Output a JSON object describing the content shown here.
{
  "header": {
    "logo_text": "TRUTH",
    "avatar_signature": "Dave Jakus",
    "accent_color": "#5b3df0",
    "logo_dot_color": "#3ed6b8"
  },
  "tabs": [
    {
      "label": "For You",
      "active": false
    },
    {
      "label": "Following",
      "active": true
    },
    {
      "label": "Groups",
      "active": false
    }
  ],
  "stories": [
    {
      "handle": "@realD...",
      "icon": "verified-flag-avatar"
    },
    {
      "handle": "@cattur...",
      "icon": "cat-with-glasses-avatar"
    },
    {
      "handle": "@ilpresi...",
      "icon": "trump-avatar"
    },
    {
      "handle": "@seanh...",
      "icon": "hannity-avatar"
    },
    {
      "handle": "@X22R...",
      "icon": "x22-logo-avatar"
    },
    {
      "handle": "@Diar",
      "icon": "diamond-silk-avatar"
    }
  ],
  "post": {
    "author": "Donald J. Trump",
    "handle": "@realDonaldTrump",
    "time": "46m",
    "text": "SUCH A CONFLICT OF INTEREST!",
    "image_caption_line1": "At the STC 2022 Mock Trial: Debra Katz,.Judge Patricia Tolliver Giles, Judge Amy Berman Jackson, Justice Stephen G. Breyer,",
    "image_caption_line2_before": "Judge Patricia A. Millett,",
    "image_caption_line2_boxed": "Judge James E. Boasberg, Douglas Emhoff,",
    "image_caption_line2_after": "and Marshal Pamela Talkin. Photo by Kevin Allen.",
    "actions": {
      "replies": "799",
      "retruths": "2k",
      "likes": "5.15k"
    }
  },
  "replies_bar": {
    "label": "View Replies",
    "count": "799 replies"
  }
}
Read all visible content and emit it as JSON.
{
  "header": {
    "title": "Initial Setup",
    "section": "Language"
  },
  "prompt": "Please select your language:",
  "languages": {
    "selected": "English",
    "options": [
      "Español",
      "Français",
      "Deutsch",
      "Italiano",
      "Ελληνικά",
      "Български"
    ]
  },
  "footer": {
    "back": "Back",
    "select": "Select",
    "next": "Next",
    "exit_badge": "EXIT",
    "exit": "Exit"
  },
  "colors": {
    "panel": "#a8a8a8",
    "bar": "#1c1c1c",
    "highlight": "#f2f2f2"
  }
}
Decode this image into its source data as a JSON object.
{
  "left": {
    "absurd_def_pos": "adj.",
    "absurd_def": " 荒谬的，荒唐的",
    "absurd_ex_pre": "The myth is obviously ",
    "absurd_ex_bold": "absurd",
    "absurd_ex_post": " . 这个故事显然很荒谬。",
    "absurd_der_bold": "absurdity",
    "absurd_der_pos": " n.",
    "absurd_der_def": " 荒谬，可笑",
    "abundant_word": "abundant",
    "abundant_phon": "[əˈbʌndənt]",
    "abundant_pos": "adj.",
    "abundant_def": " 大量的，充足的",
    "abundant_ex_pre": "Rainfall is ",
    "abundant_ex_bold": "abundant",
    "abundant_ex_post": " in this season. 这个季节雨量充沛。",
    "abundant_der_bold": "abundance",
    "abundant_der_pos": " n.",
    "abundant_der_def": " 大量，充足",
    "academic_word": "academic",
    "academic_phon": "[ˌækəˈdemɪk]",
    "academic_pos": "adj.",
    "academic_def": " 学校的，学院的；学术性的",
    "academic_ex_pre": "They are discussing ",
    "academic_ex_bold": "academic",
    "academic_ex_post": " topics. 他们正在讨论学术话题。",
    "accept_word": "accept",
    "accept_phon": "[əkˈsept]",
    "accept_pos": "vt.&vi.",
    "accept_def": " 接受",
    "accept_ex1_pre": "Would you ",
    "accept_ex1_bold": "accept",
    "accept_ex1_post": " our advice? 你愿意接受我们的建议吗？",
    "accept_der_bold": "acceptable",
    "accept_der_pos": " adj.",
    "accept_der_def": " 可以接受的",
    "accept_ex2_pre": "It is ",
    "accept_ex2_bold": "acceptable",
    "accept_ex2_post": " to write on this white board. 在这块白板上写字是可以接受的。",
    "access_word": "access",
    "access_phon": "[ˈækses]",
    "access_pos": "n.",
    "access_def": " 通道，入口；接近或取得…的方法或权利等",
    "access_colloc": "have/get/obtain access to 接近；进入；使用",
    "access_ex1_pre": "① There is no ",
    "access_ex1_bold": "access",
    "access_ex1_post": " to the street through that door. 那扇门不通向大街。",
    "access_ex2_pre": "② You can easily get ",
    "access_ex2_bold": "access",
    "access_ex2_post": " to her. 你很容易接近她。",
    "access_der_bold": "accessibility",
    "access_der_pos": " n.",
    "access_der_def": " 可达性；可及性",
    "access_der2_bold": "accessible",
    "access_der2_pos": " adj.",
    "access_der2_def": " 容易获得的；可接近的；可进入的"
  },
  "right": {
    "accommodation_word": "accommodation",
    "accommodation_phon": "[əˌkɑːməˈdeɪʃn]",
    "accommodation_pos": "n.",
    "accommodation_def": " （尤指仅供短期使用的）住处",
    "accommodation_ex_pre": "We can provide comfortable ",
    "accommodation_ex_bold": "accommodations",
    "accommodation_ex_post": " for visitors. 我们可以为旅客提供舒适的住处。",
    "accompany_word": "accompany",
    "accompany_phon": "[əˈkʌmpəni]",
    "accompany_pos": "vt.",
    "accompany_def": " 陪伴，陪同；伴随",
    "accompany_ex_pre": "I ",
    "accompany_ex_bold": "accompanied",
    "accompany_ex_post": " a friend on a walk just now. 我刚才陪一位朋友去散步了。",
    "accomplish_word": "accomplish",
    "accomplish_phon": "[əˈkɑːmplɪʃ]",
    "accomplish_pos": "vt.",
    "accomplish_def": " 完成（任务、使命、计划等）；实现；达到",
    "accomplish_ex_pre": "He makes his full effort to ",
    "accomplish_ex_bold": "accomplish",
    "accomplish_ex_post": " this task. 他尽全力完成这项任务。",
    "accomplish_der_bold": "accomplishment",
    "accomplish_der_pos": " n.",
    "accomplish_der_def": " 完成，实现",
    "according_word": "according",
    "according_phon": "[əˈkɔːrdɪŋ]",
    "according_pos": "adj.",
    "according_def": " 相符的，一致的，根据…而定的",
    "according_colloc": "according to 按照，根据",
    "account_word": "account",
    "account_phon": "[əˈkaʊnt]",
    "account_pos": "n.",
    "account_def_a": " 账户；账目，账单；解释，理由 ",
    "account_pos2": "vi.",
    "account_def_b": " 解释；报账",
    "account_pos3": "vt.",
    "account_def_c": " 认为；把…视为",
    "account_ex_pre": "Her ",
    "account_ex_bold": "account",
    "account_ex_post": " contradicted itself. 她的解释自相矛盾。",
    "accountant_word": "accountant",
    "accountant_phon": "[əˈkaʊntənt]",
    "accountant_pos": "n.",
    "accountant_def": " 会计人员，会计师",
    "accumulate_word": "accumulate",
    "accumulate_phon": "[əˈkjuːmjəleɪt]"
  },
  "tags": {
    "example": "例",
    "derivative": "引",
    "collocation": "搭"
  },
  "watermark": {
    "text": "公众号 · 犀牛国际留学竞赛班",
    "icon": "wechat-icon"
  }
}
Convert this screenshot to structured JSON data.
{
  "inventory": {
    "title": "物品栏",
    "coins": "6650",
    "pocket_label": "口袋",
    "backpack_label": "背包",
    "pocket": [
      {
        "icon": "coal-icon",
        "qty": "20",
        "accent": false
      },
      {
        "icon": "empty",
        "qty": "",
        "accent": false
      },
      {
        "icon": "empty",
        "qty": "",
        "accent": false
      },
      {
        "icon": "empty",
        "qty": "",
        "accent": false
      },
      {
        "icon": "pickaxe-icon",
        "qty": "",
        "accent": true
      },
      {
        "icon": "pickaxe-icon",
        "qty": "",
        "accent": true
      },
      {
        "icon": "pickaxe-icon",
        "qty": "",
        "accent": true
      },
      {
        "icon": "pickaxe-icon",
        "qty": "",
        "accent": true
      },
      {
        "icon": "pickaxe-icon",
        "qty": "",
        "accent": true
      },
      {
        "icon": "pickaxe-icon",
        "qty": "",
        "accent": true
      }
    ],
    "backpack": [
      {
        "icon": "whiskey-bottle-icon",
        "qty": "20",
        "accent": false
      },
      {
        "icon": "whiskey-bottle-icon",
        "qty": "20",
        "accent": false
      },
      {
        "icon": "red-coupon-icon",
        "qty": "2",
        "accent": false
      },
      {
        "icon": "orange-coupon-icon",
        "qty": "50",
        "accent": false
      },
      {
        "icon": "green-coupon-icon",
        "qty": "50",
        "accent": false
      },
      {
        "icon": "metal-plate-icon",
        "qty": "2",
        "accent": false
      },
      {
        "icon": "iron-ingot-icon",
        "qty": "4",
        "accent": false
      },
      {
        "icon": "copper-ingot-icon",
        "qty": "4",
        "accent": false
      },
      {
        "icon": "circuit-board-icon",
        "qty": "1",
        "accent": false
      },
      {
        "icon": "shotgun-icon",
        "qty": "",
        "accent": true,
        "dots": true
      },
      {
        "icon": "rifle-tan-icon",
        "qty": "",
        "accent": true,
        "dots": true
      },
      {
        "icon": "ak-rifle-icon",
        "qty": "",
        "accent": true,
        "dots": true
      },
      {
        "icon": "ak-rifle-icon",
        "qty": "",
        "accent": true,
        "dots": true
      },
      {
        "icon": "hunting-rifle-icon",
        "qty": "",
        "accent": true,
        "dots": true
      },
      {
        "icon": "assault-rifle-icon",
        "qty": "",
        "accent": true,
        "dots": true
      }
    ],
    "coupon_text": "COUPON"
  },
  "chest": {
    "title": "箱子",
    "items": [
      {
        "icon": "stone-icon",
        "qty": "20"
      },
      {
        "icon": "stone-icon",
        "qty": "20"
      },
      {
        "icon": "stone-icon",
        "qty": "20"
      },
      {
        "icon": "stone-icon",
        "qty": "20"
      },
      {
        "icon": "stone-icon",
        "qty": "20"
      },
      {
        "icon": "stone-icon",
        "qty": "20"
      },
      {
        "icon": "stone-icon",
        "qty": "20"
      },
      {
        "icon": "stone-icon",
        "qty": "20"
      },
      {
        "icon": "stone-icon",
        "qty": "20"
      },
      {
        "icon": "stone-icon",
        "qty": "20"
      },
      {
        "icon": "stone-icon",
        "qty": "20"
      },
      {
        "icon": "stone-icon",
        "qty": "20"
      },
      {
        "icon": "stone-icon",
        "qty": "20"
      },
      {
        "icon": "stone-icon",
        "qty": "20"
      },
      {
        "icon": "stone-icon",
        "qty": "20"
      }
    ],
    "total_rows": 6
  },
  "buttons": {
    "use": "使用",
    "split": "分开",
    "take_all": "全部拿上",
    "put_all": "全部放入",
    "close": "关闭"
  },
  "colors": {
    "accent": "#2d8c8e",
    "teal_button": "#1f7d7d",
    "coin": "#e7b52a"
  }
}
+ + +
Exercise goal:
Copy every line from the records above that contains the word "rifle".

Reply to the exercise:
        "icon": "rifle-tan-icon",
        "icon": "ak-rifle-icon",
        "icon": "ak-rifle-icon",
        "icon": "hunting-rifle-icon",
        "icon": "assault-rifle-icon",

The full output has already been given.